Multi-Year Viability of a Reef Coral Population Living on Mangrove Roots Suggests an Important Role for Mangroves in the Broader Habitat Mosaic of Corals

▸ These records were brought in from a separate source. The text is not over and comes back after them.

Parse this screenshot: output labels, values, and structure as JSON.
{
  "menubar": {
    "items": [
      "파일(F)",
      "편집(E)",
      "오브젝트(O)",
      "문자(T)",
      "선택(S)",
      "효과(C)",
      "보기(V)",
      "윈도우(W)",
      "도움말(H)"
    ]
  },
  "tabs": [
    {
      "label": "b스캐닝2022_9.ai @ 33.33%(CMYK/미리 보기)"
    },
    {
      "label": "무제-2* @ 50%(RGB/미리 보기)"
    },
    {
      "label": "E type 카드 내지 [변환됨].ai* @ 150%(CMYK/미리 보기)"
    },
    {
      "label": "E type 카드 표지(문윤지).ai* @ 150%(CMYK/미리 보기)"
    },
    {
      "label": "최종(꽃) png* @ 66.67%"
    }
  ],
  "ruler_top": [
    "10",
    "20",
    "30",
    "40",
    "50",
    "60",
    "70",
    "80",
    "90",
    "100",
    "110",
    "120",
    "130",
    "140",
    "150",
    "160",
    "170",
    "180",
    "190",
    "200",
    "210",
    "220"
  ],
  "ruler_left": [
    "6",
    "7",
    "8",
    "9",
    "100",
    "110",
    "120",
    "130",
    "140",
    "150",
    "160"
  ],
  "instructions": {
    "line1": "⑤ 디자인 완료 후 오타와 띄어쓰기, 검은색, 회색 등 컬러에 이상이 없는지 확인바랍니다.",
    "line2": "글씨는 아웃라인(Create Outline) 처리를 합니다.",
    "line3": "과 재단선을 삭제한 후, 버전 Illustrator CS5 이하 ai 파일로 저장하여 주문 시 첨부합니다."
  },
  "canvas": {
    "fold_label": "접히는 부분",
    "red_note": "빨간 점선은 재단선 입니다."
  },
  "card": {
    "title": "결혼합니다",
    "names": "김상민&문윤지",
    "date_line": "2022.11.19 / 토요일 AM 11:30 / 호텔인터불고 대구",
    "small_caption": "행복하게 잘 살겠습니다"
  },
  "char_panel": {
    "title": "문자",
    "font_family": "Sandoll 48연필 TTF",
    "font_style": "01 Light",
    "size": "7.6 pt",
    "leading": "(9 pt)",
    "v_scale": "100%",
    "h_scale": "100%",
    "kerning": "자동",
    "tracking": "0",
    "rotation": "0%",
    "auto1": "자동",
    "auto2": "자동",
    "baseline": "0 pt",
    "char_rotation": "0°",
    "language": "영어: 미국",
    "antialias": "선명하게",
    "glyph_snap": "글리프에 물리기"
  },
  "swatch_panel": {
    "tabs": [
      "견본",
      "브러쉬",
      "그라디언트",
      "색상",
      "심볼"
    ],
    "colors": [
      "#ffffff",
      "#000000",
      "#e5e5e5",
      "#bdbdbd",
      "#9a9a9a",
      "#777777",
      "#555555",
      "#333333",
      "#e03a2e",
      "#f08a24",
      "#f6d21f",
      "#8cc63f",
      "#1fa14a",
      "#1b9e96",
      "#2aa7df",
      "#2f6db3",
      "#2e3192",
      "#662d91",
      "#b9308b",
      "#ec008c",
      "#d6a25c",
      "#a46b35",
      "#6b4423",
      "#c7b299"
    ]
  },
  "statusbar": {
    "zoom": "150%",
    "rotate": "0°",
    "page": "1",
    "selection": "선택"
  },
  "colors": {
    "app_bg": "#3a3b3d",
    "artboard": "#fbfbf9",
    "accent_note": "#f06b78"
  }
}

Half of coral species that occur on Caribbean reefs have also been reported living in mangroves. Given the vulnerability of corals living on reefs to environmental change, populations of the same species living in mangroves may prove critical to long-term survival of these coral species and the resilience of nearby reefs. To date, few studies have addressed the health and viability of mangrove coral populations, which is necessary if we are to understand their role in the broader meta-community. Here we present the first longitudinal study of the distribution, survival, growth, and recruitment of a mangrove coral population over multiple years. From 2014 to 2018, we fully censused a population of Porites divaricata along 640 meters of a mangrove-lined channel at Calabash Caye, Belize, and beginning in 2015, we tagged individual colonies for longitudinal monitoring. Year-to-year survivorship averaged 66.6% (±3.9 SE), and of the surviving colonies, on average, 72.7% (±2.5 SE) experienced net growth. The number of colonies, their spatial distribution, and population size-structure were essentially unchanged, except for an unusually high loss of larger colonies from 2016 to 2017, possibly the result of a local disturbance. However, each annual census revealed substantial turnover. For example, from 2016 to 2017, the loss or death of 72 colonies was offset by the addition of 89 recruits. Integral projection models (IPM) for two consecutive one-year intervals implicated recruitment and the persistence of large colonies as having the largest impacts on population growth. This 5-year study suggests that the P. divaricata population in the mangroves is viable, but may be routinely impacted by disturbances that cause the mortality of larger colonies. As many corals occur across a mosaic of habitat types, understanding the population dynamics and life-history variability of corals across habitats, and quantifying genetic exchange between habitats, will be critical to forecasting the fate of individual coral species and to maximizing the efficacy of coral restoration efforts.